*** Opening of Exercise data ***

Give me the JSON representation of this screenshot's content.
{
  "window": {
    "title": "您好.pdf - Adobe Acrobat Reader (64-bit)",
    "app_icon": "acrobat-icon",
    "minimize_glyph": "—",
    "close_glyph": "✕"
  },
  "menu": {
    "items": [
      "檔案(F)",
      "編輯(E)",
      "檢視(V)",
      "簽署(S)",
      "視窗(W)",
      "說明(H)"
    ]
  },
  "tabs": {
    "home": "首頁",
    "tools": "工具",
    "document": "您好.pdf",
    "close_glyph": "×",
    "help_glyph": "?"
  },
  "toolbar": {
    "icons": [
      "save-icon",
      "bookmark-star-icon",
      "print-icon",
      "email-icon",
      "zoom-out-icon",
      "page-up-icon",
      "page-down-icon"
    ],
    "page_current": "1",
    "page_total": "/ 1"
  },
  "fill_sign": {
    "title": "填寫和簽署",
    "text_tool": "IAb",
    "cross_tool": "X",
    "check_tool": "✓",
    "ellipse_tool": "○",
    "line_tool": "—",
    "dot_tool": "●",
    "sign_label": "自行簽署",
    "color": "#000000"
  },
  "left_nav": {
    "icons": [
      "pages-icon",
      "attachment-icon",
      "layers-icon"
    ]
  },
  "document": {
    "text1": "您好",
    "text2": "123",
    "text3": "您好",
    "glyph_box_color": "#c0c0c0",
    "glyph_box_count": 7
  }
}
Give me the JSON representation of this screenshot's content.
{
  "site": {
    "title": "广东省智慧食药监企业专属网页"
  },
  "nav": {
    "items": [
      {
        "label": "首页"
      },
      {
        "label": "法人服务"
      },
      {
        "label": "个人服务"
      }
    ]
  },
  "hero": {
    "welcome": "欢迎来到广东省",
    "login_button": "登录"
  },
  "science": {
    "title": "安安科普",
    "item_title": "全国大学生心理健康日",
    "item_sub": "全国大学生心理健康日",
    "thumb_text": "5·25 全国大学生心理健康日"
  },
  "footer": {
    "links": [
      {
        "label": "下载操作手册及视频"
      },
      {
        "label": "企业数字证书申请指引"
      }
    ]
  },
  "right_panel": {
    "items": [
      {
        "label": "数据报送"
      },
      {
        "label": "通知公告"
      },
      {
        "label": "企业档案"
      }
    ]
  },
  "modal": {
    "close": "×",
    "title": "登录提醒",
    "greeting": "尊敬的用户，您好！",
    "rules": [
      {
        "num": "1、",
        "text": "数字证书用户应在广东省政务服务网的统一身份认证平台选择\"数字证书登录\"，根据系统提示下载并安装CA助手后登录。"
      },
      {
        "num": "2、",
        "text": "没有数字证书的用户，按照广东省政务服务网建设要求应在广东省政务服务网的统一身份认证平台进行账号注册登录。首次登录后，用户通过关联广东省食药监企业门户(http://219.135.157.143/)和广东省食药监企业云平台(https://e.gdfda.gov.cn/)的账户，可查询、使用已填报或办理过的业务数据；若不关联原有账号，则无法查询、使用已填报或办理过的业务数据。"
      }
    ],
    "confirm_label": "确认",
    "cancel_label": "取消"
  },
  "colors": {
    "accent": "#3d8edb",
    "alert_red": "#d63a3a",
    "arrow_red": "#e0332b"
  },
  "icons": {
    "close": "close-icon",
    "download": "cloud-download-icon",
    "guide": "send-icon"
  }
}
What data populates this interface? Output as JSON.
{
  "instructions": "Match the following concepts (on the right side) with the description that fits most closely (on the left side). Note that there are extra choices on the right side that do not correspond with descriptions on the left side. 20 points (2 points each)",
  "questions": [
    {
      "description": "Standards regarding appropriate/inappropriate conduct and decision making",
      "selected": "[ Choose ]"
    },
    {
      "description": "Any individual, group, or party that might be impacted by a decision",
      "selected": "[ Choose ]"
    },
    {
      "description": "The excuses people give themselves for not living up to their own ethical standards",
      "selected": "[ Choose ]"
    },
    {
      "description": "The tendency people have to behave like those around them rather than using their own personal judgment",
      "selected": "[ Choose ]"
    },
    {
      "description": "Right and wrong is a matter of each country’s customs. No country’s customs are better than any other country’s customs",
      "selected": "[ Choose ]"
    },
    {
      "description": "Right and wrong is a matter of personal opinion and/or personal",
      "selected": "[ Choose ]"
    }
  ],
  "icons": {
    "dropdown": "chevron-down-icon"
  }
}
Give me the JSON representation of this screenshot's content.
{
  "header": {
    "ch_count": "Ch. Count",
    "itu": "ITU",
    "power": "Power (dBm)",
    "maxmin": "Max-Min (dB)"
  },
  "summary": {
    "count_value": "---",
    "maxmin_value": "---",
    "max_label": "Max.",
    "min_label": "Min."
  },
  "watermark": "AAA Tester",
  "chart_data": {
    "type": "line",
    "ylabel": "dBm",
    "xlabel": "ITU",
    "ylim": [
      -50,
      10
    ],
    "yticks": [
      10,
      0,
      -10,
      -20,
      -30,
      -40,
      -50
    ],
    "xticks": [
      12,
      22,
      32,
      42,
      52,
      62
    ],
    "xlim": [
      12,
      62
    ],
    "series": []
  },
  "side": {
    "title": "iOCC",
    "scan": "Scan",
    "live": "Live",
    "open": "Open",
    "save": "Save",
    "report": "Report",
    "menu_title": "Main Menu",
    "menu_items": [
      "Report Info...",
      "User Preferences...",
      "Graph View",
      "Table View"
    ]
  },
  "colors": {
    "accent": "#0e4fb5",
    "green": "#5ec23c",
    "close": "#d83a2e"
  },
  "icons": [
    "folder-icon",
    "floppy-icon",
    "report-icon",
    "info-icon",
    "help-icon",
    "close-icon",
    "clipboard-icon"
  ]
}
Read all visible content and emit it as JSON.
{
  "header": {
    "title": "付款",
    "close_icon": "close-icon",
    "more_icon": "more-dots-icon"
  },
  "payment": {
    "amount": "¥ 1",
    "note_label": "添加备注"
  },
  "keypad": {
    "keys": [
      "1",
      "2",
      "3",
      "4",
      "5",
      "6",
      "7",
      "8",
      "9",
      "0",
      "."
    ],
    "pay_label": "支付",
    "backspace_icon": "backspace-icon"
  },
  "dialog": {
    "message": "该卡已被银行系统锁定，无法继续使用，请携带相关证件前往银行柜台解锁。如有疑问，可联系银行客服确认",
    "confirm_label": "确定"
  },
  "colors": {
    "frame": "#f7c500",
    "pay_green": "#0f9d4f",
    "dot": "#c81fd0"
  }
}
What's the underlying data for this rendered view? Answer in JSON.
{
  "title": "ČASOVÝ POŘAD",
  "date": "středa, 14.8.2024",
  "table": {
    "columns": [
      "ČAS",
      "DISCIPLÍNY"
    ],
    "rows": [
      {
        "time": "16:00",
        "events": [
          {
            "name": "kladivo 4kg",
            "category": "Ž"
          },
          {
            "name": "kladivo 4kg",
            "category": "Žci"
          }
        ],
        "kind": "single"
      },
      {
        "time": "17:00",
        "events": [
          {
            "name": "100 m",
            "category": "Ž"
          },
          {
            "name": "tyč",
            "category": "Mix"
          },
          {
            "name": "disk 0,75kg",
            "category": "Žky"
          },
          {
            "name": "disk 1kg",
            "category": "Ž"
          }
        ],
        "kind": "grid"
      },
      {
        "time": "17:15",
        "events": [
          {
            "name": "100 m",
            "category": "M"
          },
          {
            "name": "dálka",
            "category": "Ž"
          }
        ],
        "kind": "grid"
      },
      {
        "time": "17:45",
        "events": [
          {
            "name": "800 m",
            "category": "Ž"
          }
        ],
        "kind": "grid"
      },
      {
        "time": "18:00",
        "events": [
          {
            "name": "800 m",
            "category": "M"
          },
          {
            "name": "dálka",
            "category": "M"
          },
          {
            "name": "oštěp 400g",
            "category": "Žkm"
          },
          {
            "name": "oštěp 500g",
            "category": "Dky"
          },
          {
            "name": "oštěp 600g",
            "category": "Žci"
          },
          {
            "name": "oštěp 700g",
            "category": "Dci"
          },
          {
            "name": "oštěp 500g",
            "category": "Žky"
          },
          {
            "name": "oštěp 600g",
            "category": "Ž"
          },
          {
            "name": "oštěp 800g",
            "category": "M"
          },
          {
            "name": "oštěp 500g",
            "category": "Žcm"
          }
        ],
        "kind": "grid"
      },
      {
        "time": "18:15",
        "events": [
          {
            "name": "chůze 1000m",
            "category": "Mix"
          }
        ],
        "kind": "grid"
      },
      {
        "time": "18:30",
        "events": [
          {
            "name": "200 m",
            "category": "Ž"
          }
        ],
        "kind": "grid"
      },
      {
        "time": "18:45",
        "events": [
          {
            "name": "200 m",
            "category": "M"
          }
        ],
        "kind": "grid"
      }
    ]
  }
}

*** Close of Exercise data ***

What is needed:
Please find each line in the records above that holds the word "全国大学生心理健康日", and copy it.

Exercise response:
    "item_title": "全国大学生心理健康日",
    "item_sub": "全国大学生心理健康日",
    "thumb_text": "5·25 全国大学生心理健康日"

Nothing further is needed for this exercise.